Summer Herb Gardening

Of bee, balm, and basil.

View Entire Article

Among all the simple pleasures of Vancouver’s brilliant summers, this is one of my favourites: slipping out into my garden, wine glass and scissors in hand to snip some fresh chives, basil or parsley on a sunlit evening. I cook a lot of seafood, especially this time of year. Freshly cut chives on prawns or scallops, to me, is a match made in heaven. What can top a plate of sliced tomato, red onion and basil fresh from the garden? Throw in some buffalo mozzarella and a splash of balsamic vinegar, enjoyed with a cool glass of white wine, and summer dining is solved.

The amazing thing is the ease with which you can cultivate your own herb garden. Forget about a fancy greenhouse or a knotted English herb garden or dedicating any special plot of land. Just pot up six or seven containers in your garden or your balcony and you’ll have a great selection of your favorite herbs all summer long. The ABCs are easy: some well-drained soil, a sunny warm position, water regularly and that’s about it. The key is ease of access: your little herb corner must be close to the kitchen, of course.

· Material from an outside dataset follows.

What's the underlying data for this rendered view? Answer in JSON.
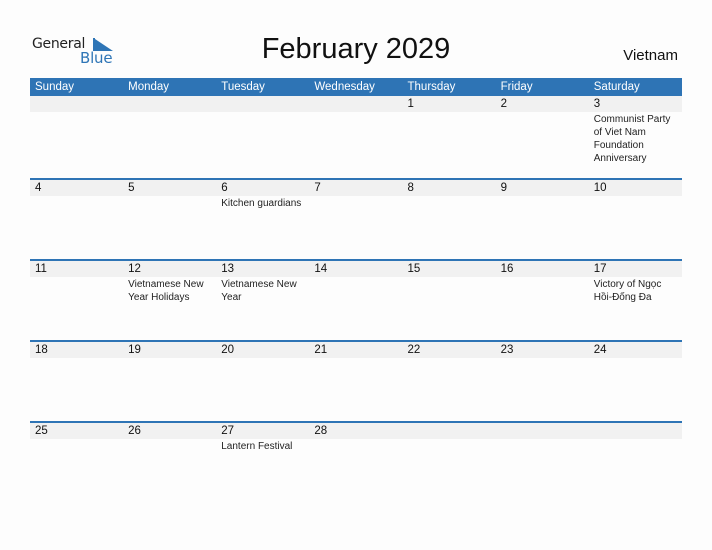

Now draw up a list of your favorite herbs. My top three are easily basil, chives and parsley, closely followed by rosemary, coriander and thyme. Mint and dill wouldn’t be too far behind, either. Once you have your short list, determine which are annual and perennial and go from there. Some herbs are more temperamental than others. Delicate basil can be a rather sensitive annual in our cool climate; it prefers warm temperatures and needs a lot of sun to thrive. I grow mine on a sunny windowsill for extra insurance. At the other extreme, perennial garlic chives can live through almost anything. I started with a tiny clump a few years ago, and now even by early March I have a huge thicket of chives, which can add flavour and tang to virtually any dish.

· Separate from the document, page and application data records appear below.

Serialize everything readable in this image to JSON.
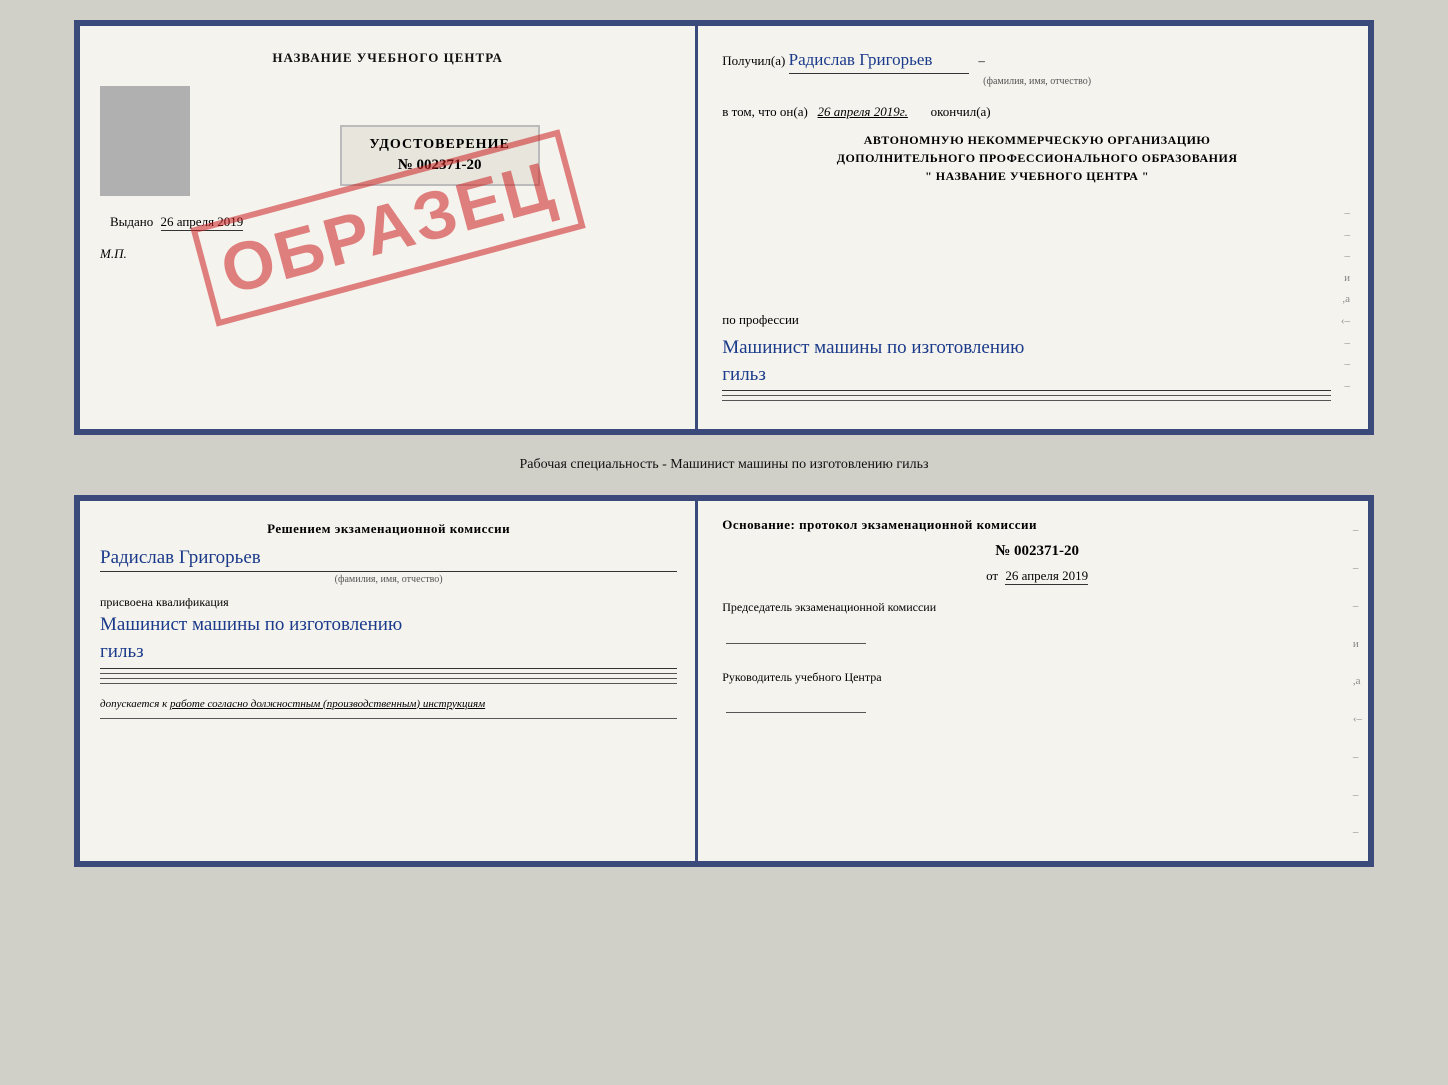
{
  "top_doc": {
    "left": {
      "header": "НАЗВАНИЕ УЧЕБНОГО ЦЕНТРА",
      "stamp": "ОБРАЗЕЦ",
      "udostoverenie_title": "УДОСТОВЕРЕНИЕ",
      "udostoverenie_number": "№ 002371-20",
      "vydano_label": "Выдано",
      "vydano_date": "26 апреля 2019",
      "mp_label": "М.П."
    },
    "right": {
      "poluchil_label": "Получил(а)",
      "poluchil_name": "Радислав Григорьев",
      "fio_sub": "(фамилия, имя, отчество)",
      "vtom_label": "в том, что он(а)",
      "vtom_date": "26 апреля 2019г.",
      "okonchil_label": "окончил(а)",
      "org_line1": "АВТОНОМНУЮ НЕКОММЕРЧЕСКУЮ ОРГАНИЗАЦИЮ",
      "org_line2": "ДОПОЛНИТЕЛЬНОГО ПРОФЕССИОНАЛЬНОГО ОБРАЗОВАНИЯ",
      "org_line3": "\"  НАЗВАНИЕ УЧЕБНОГО ЦЕНТРА  \"",
      "po_professii_label": "по профессии",
      "profession_text": "Машинист машины по изготовлению",
      "profession_text2": "гильз"
    }
  },
  "working_specialty": "Рабочая специальность - Машинист машины по изготовлению гильз",
  "bottom_doc": {
    "left": {
      "resheniem_label": "Решением  экзаменационной  комиссии",
      "name_handwritten": "Радислав Григорьев",
      "fio_sub": "(фамилия, имя, отчество)",
      "prisvoena_label": "присвоена квалификация",
      "qualification_text": "Машинист  машины  по  изготовлению",
      "qualification_text2": "гильз",
      "dopuskaetsya_label": "допускается к",
      "dopuskaetsya_text": "работе согласно должностным (производственным) инструкциям"
    },
    "right": {
      "osnovaniye_label": "Основание: протокол экзаменационной  комиссии",
      "proto_number": "№  002371-20",
      "ot_label": "от",
      "ot_date": "26 апреля 2019",
      "predsedatel_label": "Председатель экзаменационной комиссии",
      "rukovoditel_label": "Руководитель учебного Центра"
    }
  },
  "edge_marks": {
    "marks": [
      "–",
      "–",
      "–",
      "и",
      ",а",
      "‹–",
      "–",
      "–",
      "–"
    ]
  }
}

Being an avid flower gardener first and foremost, I couldn’t simply have an herb garden on its own. The real art comes in integrating color and texture. I grow bee balm (monarda) and helenium in dramatic swaths of red and orange as a backdrop to my herbs. They offer wonderful wind shelter and form a colourful floral curtain.

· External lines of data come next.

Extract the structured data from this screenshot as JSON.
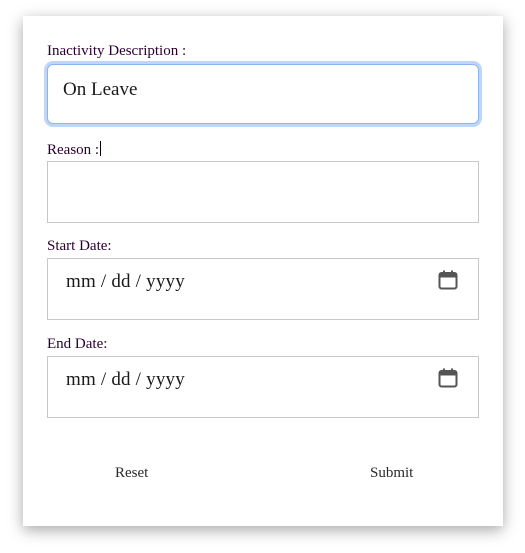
{
  "form": {
    "inactivity_description": {
      "label": "Inactivity Description :",
      "value": "On Leave"
    },
    "reason": {
      "label": "Reason :",
      "value": ""
    },
    "start_date": {
      "label": "Start Date:",
      "placeholder": "mm / dd / yyyy",
      "icon": "calendar-icon"
    },
    "end_date": {
      "label": "End Date:",
      "placeholder": "mm / dd / yyyy",
      "icon": "calendar-icon"
    },
    "reset_label": "Reset",
    "submit_label": "Submit"
  },
  "colors": {
    "label_text": "#2a0030",
    "focus_ring": "#bfd6f9",
    "border": "#c8c8c8"
  }
}
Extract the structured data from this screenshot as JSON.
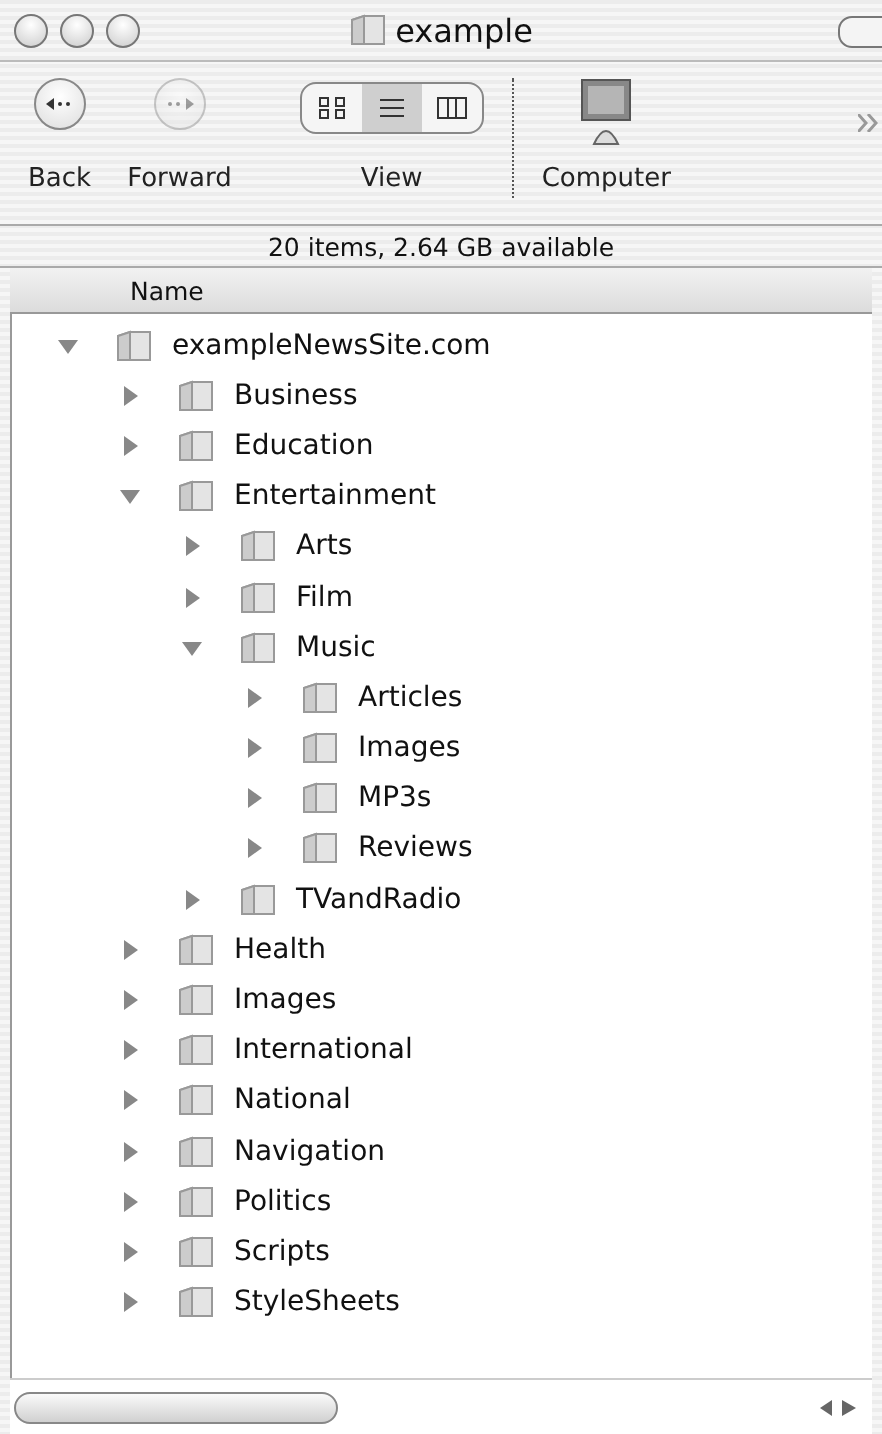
{
  "window": {
    "title": "example"
  },
  "toolbar": {
    "items": [
      {
        "kind": "back",
        "label": "Back",
        "disabled": false
      },
      {
        "kind": "forward",
        "label": "Forward",
        "disabled": true
      },
      {
        "kind": "view",
        "label": "View",
        "modes": [
          {
            "kind": "icon",
            "selected": false
          },
          {
            "kind": "list",
            "selected": true
          },
          {
            "kind": "column",
            "selected": false
          }
        ]
      },
      {
        "kind": "computer",
        "label": "Computer"
      }
    ]
  },
  "status_bar": "20 items, 2.64 GB available",
  "columns": [
    "Name"
  ],
  "tree": [
    {
      "name": "exampleNewsSite.com",
      "expanded": true,
      "children": [
        {
          "name": "Business",
          "expanded": false
        },
        {
          "name": "Education",
          "expanded": false
        },
        {
          "name": "Entertainment",
          "expanded": true,
          "children": [
            {
              "name": "Arts",
              "expanded": false
            },
            {
              "name": "Film",
              "expanded": false
            },
            {
              "name": "Music",
              "expanded": true,
              "children": [
                {
                  "name": "Articles",
                  "expanded": false
                },
                {
                  "name": "Images",
                  "expanded": false
                },
                {
                  "name": "MP3s",
                  "expanded": false
                },
                {
                  "name": "Reviews",
                  "expanded": false
                }
              ]
            },
            {
              "name": "TVandRadio",
              "expanded": false
            }
          ]
        },
        {
          "name": "Health",
          "expanded": false
        },
        {
          "name": "Images",
          "expanded": false
        },
        {
          "name": "International",
          "expanded": false
        },
        {
          "name": "National",
          "expanded": false
        },
        {
          "name": "Navigation",
          "expanded": false
        },
        {
          "name": "Politics",
          "expanded": false
        },
        {
          "name": "Scripts",
          "expanded": false
        },
        {
          "name": "StyleSheets",
          "expanded": false
        }
      ]
    }
  ]
}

Ease and artistry aside, an herb garden is also a simple way to incorporate garden-fresh produce into your cooking. In my book Four Chefs One Garden, I touch on the rediscovery of food gardening in all its variations, as we increasingly demand fresh, organic “garden-to-table” ingredients. So, instead of heading to the store, use a sprinkling of home-grown basil in one of the delicious pasta recipes provided by Umberto Menghi for the book.

Think simplicity and ease and pot up a few herbs in a sunny corner of your patio or yard. You’ll have delicious, reliable results for months.

Post Date:

June 18, 2010